discovered that the water had been turned on and the water
lines had frozen and ruptured, causing the flooding.
Id . The boiler in the building had also cracked and
exploded, and the floor in the Unit was sagging. Id
. Making matters worse, the pipes serving the building's
shared sprinkler system failed soon after, and the system was
rendered inoperable. Id . The Hudson Fire Department
later examined the damage and concluded that the building
might collapse. Id . As a result, the other unit
owners in the building had to be temporarily relocated.
Green bore the cost of the repairs to the sprinkler system
and the common areas, receiving an estimate of $83, 800 for
the sprinkler alone. Id . Rolling Green informed
Safeguard of the damage, and although Safeguard initially
indicated that it would send a crew to estimate the damages,
it never got back to Rolling Green. Id. at 10. BOA,
meanwhile, refused to accept a deed in lieu of foreclosure
from Caporicci's estate. Id . Instead, it
scheduled a foreclosure sale for September 1, 2015, but left
the repair costs to Rolling Green. Id. at 10-11.
September 23, 2015, Rolling Green brought suit for
negligence, trespass, and conversion against BOA and
Safeguard in a New Hampshire state court. BOA removed the
case to this court, and responded with the present motion to
dismiss for failure to state a claim under Rule 12(b)(6).
Safeguard filed an answer and has not joined in BOA's
motion to dismiss.
STANDARD OF REVIEW

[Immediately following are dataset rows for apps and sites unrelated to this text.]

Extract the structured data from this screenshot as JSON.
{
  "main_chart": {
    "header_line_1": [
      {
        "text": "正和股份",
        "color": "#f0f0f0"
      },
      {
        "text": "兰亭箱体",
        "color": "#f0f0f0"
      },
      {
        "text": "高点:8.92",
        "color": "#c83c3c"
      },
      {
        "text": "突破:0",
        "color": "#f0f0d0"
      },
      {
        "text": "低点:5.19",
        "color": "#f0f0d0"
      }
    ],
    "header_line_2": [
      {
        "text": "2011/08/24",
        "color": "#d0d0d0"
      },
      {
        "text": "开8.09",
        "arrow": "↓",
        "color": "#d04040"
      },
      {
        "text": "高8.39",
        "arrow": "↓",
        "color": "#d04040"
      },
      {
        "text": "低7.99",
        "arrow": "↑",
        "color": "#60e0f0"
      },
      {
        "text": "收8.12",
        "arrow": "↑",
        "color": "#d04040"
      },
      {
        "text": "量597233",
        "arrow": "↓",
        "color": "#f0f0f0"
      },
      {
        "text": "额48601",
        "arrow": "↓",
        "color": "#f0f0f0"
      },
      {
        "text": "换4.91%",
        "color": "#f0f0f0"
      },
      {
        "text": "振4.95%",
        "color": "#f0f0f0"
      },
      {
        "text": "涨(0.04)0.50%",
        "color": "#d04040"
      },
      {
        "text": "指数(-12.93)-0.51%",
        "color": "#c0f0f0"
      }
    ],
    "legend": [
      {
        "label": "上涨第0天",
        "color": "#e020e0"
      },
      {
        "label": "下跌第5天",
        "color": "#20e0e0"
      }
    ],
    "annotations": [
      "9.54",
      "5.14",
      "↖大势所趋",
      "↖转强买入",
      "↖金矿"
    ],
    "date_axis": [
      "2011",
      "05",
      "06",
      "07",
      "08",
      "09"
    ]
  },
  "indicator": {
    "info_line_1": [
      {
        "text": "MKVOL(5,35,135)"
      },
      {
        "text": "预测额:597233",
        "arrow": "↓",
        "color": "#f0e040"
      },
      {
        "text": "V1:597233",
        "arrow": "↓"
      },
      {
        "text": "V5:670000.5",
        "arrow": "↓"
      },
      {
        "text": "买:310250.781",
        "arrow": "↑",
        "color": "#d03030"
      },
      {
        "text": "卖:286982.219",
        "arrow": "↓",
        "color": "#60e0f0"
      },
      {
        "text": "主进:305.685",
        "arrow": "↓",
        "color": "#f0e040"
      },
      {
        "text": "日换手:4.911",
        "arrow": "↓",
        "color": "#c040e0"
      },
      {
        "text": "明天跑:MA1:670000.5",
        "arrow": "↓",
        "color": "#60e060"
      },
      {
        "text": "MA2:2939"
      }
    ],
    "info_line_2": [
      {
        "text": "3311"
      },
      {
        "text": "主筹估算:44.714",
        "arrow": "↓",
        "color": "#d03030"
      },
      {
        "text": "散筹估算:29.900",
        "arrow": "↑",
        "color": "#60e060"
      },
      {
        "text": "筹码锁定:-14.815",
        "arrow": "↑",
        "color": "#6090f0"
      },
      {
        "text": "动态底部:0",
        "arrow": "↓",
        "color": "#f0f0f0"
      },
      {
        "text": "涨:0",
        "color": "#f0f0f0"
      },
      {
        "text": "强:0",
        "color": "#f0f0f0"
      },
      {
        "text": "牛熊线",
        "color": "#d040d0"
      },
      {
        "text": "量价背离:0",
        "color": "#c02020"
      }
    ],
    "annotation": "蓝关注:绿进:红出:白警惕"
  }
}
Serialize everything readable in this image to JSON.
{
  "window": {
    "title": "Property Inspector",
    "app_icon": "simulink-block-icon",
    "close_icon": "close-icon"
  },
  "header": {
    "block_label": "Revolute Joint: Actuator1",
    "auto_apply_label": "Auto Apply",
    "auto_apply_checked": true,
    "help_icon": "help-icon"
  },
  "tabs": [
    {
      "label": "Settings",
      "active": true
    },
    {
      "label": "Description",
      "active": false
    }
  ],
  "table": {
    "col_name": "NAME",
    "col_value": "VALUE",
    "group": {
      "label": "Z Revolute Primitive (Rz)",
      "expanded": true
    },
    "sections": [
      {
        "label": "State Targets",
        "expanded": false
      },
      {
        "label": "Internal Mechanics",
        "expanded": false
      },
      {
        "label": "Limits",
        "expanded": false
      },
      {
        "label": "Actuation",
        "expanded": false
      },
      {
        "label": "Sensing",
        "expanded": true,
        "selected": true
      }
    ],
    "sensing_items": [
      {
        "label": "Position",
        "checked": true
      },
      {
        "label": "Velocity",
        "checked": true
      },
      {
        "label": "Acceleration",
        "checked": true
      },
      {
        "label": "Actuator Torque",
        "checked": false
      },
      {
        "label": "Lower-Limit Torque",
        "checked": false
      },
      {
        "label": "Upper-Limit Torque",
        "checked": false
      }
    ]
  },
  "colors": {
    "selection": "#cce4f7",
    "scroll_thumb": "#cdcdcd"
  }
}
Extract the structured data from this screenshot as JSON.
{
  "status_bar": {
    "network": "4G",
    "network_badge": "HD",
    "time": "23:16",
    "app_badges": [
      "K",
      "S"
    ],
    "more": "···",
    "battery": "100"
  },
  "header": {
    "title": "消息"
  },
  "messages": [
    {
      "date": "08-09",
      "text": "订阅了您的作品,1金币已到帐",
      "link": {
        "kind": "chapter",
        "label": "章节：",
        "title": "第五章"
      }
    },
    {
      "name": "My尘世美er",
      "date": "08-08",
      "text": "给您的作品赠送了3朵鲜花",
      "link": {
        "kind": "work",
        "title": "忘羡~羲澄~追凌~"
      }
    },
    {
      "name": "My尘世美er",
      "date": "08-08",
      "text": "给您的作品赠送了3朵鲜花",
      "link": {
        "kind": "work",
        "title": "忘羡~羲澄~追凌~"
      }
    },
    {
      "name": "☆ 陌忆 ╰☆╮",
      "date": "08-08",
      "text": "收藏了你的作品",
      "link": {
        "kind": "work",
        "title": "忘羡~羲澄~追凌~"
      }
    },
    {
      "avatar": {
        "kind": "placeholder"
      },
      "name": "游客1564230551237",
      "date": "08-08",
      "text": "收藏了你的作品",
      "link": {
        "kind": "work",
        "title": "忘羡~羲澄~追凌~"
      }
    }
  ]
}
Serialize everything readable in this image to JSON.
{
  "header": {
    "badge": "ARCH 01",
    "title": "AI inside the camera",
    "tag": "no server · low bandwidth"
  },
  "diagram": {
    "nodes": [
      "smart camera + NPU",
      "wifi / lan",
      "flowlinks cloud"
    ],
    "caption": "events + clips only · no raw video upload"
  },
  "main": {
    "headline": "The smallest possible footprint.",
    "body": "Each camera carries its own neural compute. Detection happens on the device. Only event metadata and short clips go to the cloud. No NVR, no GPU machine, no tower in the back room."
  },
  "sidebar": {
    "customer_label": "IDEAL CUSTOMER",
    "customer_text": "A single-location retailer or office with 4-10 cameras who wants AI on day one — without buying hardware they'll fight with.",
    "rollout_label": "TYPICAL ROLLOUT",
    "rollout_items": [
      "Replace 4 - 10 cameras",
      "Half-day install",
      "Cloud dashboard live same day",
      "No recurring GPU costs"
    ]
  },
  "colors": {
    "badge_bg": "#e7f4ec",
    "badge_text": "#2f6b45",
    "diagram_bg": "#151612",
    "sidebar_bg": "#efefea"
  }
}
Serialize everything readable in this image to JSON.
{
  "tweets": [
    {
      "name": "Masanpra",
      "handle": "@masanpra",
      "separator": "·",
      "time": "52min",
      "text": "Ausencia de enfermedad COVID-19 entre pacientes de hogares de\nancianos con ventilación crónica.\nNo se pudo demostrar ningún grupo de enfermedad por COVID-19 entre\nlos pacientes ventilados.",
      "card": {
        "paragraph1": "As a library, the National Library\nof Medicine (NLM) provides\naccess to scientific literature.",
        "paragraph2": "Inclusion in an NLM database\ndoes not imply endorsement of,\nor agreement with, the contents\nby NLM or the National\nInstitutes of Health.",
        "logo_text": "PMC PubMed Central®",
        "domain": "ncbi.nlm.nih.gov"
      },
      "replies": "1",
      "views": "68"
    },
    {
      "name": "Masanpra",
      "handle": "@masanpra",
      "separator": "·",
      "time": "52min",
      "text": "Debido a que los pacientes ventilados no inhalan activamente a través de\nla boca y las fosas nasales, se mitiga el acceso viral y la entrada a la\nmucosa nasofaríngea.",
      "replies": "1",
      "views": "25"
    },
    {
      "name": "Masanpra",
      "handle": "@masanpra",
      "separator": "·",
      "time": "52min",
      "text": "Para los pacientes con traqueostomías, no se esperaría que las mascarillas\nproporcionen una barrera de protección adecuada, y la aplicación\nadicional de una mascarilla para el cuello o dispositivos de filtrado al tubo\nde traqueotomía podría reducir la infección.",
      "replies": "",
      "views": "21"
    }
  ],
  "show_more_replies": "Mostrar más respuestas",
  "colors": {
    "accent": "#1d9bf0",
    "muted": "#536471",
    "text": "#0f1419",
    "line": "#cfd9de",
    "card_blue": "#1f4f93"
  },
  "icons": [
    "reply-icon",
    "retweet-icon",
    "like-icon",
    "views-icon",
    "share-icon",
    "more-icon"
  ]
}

survive a Rule 12(b)(6) motion, a plaintiff must allege
sufficient facts to "state a claim to relief that is
plausible on its face." Ashcroft v. Iqbal, 556
U.S. 662, 678 (2009) (quoting Bell Atl. Corp. v.
Twombly, 550 U.S. 544, 570 (2007). A claim is facially
plausible if it provides "factual content that allows
the court to draw the reasonable inference that the defendant
is liable for the misconduct alleged." Id .
This plausibility standard "asks for more than a sheer
possibility that a defendant has acted unlawfully, "
id., but "simply calls for enough fact to raise a
reasonable expectation that discovery will reveal
evidence" of wrongdoing. Twombly, 550 U.S. at
employ a two-step approach in deciding a Rule 12(b)(6)
motion. See Ocasio-Hernandez v. Fortuno-Burset, 640
F.3d 1, 12 (1st Cir. 2011). First, I screen the complaint for
statements that "merely offer legal conclusions couched
as fact or threadbare recitals of the elements of a cause of
action." Id . (citations, internal punctuation,
and alterations omitted). I then accept as true all
non-conclusory factual ...